[Items listed in a dataset]
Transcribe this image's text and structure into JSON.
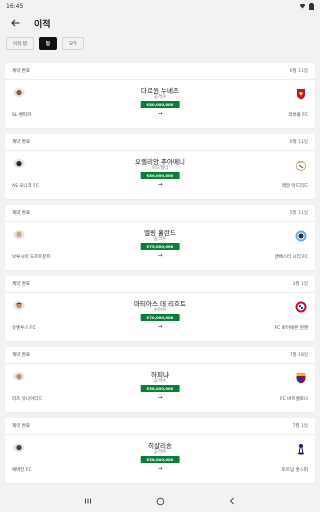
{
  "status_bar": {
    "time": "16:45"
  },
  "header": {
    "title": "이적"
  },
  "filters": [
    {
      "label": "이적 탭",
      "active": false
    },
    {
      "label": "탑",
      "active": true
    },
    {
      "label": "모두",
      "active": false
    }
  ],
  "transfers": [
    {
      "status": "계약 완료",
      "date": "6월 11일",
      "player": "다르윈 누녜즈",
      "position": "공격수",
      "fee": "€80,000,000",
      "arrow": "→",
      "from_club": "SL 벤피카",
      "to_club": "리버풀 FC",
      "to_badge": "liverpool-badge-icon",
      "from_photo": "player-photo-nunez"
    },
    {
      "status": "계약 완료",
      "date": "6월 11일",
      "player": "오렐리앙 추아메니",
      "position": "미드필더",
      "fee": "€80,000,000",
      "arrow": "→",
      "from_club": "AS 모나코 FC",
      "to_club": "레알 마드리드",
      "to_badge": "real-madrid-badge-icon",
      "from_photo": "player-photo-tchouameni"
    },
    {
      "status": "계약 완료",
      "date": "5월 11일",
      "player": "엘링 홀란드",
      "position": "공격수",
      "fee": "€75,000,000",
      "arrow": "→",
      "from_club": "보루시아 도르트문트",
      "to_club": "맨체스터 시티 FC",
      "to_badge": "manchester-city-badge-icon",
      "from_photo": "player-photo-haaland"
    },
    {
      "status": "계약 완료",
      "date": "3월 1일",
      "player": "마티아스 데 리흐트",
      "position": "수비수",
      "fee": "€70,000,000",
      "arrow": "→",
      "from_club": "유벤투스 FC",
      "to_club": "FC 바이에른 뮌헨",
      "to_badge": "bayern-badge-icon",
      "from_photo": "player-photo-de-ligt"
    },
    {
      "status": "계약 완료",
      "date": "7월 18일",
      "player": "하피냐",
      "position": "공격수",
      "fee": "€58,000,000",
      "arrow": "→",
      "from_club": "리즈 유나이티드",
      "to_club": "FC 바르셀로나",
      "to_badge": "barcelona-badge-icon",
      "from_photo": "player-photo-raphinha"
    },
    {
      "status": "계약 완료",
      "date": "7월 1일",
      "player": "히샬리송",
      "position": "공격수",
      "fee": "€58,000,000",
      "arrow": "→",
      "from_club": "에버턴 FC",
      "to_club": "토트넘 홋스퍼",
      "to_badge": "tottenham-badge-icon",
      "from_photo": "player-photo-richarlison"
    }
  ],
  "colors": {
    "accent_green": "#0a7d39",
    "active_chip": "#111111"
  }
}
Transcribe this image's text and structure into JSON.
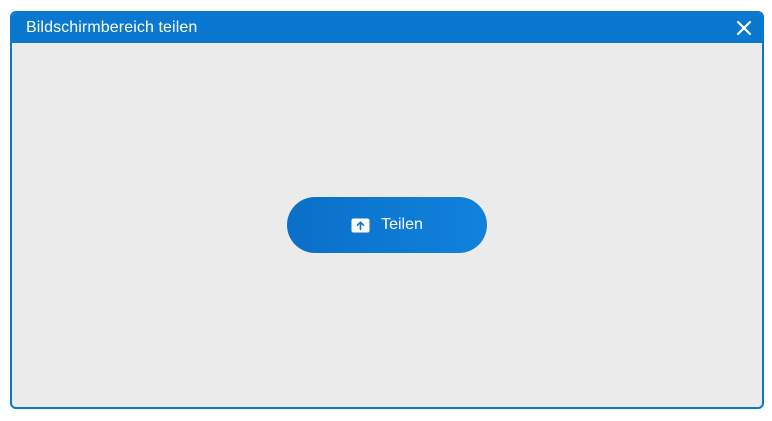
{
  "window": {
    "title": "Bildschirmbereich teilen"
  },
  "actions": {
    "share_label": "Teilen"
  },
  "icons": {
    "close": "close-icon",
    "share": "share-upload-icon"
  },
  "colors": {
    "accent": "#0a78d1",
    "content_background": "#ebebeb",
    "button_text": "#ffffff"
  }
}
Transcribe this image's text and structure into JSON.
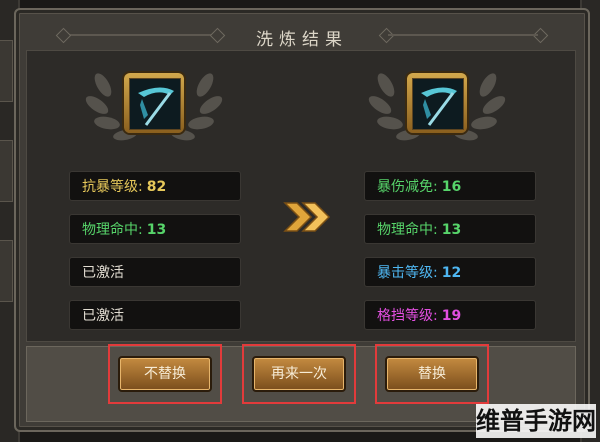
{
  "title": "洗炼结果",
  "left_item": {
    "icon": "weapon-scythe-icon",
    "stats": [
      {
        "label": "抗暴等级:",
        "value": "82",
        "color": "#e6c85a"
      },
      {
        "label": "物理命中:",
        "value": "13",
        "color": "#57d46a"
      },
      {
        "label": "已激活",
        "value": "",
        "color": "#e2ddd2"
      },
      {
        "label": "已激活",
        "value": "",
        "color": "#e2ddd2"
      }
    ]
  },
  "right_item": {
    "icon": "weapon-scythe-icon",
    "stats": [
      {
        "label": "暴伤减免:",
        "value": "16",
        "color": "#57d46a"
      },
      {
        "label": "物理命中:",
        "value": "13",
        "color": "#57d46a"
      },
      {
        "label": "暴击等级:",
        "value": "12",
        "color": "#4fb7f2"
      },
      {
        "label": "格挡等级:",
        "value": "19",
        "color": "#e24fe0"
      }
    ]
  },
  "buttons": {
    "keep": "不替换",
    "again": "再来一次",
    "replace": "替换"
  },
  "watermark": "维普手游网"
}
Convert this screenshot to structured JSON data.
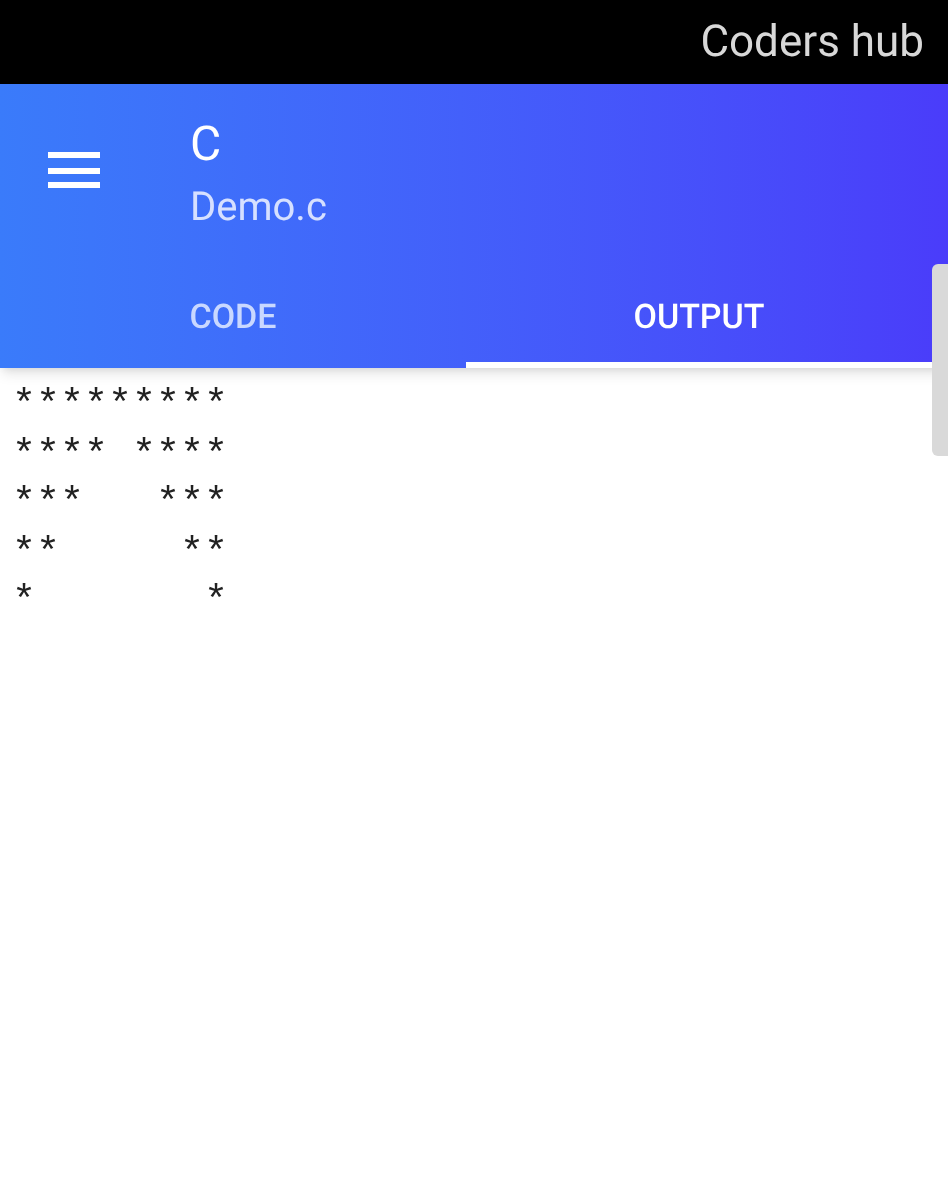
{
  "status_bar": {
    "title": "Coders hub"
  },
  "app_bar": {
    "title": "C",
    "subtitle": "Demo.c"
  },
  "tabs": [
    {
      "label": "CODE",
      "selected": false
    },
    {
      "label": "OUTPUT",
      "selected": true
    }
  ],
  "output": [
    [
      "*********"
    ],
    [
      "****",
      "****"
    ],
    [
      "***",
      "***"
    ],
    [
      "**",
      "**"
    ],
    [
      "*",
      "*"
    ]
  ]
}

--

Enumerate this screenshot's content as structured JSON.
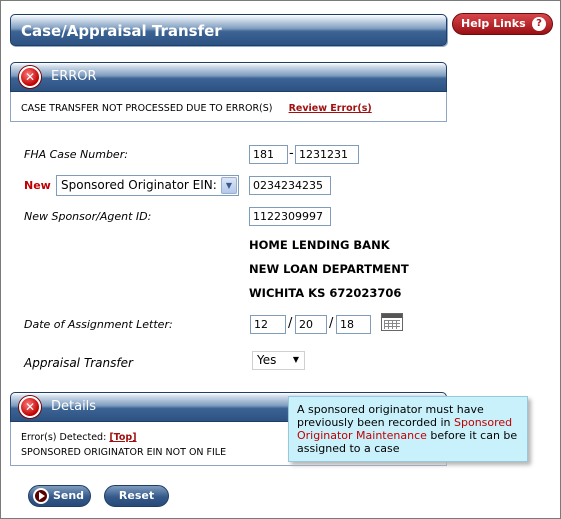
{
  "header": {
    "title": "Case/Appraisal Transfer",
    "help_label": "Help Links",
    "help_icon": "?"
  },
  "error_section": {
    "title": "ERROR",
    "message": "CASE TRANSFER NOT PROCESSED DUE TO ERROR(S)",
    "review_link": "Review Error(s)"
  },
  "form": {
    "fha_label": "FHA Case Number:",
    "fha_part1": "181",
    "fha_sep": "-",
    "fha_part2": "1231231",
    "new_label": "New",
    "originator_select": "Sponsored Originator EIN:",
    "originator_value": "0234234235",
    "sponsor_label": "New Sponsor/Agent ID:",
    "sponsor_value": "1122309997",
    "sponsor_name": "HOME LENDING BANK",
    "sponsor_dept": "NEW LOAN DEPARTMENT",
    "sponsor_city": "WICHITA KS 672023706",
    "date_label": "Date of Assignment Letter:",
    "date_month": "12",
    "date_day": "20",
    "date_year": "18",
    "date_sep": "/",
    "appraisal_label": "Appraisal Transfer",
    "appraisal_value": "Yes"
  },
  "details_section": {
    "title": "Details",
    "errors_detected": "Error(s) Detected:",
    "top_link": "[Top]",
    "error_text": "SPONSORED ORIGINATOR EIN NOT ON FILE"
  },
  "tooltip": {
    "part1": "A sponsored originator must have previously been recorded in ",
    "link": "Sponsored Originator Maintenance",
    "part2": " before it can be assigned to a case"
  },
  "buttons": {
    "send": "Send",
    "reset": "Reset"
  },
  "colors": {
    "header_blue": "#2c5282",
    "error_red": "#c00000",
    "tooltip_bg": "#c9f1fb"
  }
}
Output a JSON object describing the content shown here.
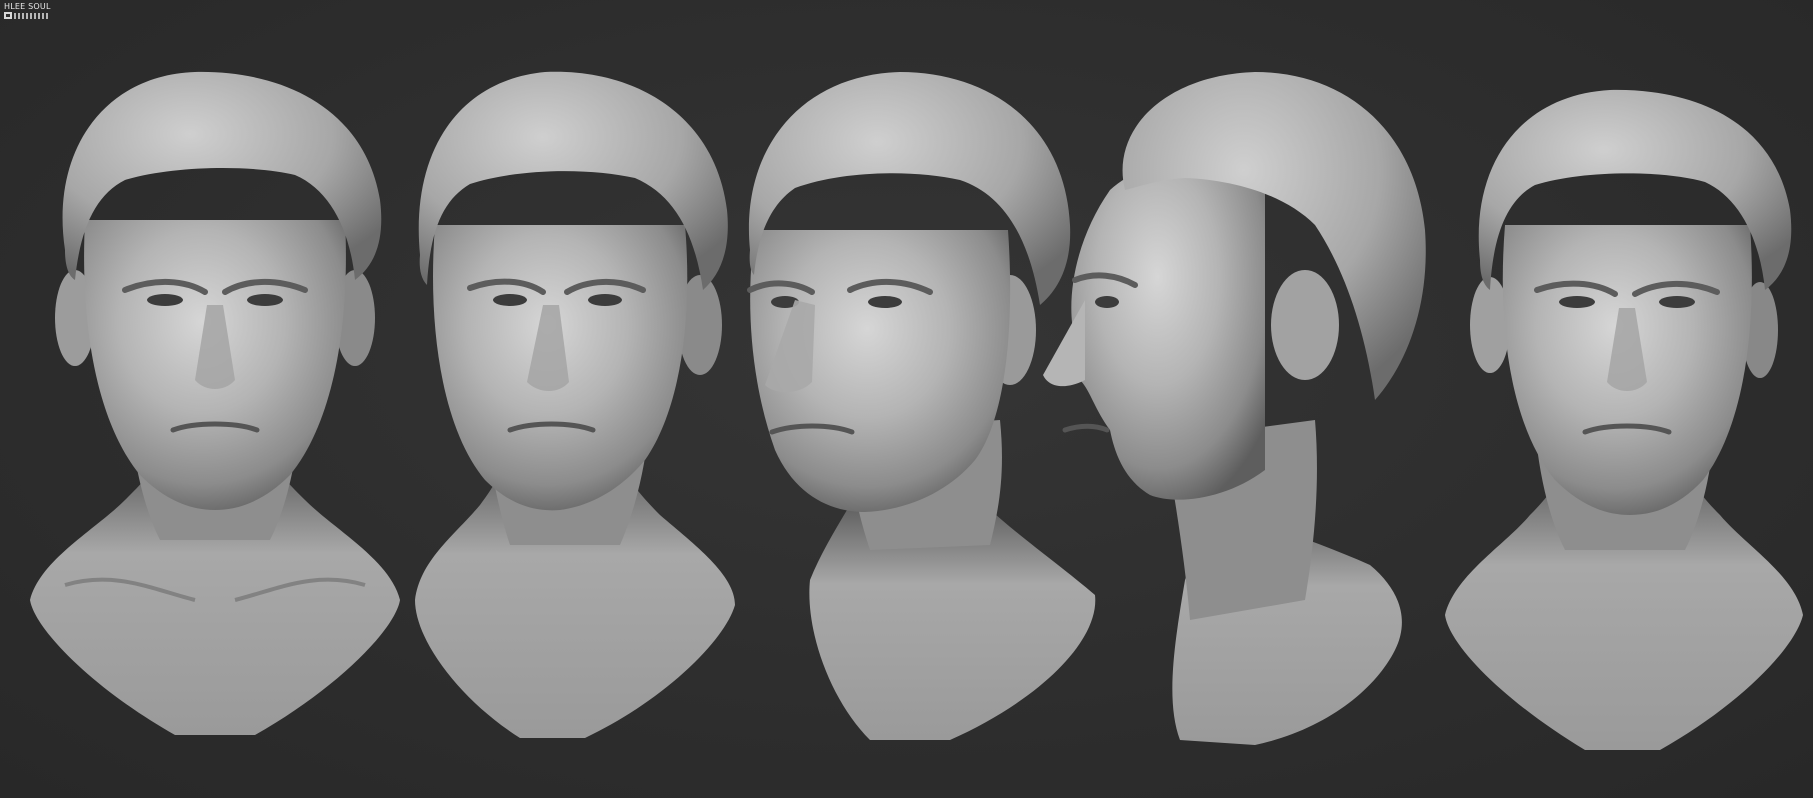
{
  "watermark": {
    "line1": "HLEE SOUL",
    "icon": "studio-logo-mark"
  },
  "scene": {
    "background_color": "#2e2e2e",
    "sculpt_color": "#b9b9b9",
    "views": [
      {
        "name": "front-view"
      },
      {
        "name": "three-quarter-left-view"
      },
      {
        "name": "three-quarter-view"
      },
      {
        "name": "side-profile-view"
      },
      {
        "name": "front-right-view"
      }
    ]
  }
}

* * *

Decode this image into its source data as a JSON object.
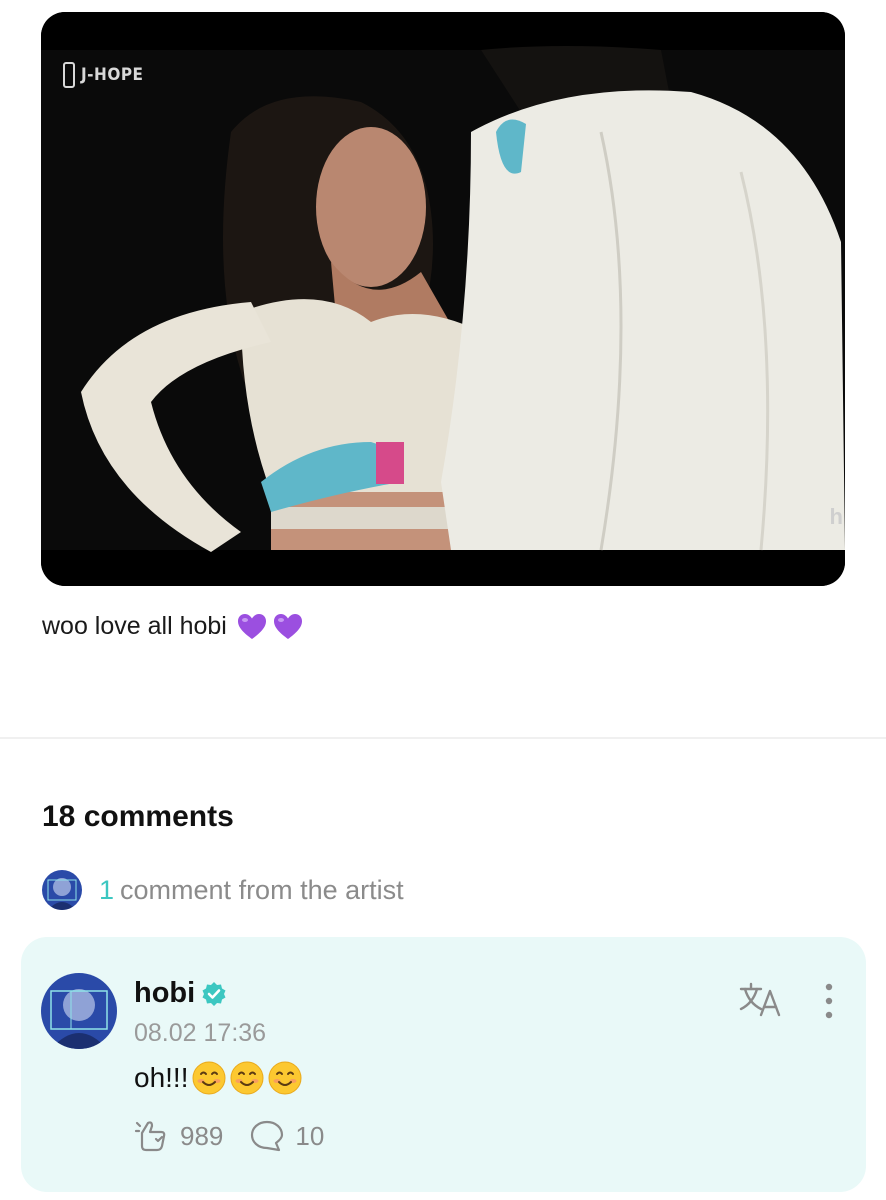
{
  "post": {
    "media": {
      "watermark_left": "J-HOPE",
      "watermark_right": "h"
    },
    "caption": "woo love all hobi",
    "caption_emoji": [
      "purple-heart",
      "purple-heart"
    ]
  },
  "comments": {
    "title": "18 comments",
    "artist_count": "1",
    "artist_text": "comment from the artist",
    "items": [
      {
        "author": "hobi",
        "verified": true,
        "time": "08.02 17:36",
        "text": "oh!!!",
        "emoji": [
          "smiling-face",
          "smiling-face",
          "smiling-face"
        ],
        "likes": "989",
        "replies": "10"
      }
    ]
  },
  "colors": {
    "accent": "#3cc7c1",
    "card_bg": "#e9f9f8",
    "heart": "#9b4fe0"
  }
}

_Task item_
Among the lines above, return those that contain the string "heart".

_Result of this task_
      "purple-heart",
      "purple-heart"
    "heart": "#9b4fe0"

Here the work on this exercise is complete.